Notifications regarding new Clean Buildings Performance Standard are in the mail; building owners encouraged to help refine agency’s data
Multifamily residential buildings such as apartment and condominium buildings are not subject to new standard
OLYMPIA, WA – The Washington State Department of Commerce mailed notification letters last week to owners of large commercial buildings who might need to comply with Washington’s new Clean Buildings Performance Standard. The standard applies to certain commercial buildings larger than 50,000 gross square feet, excluding the parking garage area.
The notifications are a first step to help building owners prepare for compliance activities. The letters also provide an opportunity for building owners to help Commerce refine its data about which buildings are subject to the standard.
- Building owners should review their notification letter which includes an access code and instructions on how to create a secure online account to the Department of Commerce’s Clean Buildings Portal. Building owners will use this portal to manage building compliance.
- If a building owner received a notification letter but no longer owns the building or believes the building is not subject to the standard, they can report their building as misidentified through the guest access link on the portal using the access code provided in their letter.
- If a building owner did not receive a letter but believes their building is subject to the standard, they can complete a notification letter request form.
“This policy is a significant undertaking and we appreciate everyone’s help ensuring we start this off with the best possible data,” said Michael Furze, assistant director of the energy division at Commerce. “Our team is working hard to make sure we’re reaching the right folks, so feedback and questions are welcome.”
Due to variances in the publicly available data used to compile the notification list, Commerce may have been unable to accurately identify some buildings or owners.
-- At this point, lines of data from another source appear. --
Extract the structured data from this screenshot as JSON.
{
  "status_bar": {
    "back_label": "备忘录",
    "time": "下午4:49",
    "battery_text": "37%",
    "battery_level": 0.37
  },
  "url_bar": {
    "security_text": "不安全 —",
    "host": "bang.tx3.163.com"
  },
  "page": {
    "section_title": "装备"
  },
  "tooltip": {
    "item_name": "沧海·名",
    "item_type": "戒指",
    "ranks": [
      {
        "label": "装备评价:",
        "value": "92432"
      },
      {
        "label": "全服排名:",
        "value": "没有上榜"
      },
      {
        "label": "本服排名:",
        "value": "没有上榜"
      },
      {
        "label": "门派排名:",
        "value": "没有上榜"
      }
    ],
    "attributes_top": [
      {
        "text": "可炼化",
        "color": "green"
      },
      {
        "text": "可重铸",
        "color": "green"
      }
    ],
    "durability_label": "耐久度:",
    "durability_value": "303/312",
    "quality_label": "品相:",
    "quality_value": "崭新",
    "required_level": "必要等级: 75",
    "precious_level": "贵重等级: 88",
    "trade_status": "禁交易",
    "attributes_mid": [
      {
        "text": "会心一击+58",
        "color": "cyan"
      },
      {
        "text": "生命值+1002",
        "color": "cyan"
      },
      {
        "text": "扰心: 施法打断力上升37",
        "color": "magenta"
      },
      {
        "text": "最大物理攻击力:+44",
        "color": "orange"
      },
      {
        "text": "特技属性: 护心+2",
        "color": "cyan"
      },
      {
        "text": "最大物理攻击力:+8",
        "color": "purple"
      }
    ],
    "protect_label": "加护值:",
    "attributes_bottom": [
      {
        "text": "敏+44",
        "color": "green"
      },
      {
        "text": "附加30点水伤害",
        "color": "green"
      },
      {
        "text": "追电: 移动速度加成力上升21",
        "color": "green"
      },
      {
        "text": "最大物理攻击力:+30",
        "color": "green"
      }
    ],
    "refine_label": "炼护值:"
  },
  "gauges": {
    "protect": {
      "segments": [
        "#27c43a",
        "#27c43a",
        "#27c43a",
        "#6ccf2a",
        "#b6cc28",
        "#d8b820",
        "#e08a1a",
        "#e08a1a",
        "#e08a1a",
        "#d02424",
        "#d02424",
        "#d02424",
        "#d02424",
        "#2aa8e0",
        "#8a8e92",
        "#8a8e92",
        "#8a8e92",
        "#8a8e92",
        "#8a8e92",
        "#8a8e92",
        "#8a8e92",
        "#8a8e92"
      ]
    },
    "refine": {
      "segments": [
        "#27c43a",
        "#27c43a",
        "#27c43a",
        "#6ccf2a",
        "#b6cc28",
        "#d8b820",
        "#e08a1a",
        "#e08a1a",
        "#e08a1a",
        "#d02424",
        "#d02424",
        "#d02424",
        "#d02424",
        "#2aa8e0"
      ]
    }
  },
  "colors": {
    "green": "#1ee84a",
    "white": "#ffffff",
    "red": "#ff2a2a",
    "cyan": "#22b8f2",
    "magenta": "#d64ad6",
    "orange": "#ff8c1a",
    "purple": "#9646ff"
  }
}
Examples include structures that are not actually buildings, such as docks and piers, and buildings under 50,000 gross square feet. Building ownership changes may also have contributed to some previous owners receiving a notification letter in error. Additional information about which buildings are subject to the standard can be found on Commerce’s clean buildings web page.
Buildings are the second largest source of greenhouse gas emissions behind transportation and represent the most cost-efficient opportunity to lower energy costs and reduce pollution from fossil fuel consumption. Washington’s landmark Clean Buildings bill led to development of the performance standard.
Compliance with the standard is mandatory for all covered commercial buildings in the state beginning in 2026, depending on building size.
Limited Early Adopter Incentive funding available
Building owners can also use the clean buildings portal to submit applications for the state’s Early Adopter Incentive Program. The incentive program provides funds to eligible building owners who demonstrate early compliance with the performance standard.
“Washington’s economic success and continued growth created an additional challenge in terms of carbon pollution,” Furze said. “Buildings are the second-largest carbon emitter behind transportation. By converting our built environment to be more energy efficient, we’re helping our communities reduce harmful emissions and creating livable, affordable environments now and in the future.”
Read more about how and when building owners need to comply with the Clean Buildings Performance Standard, the Early Adopter Incentive program, available resources for building owners and more at Commerce’s Clean Buildings webpage.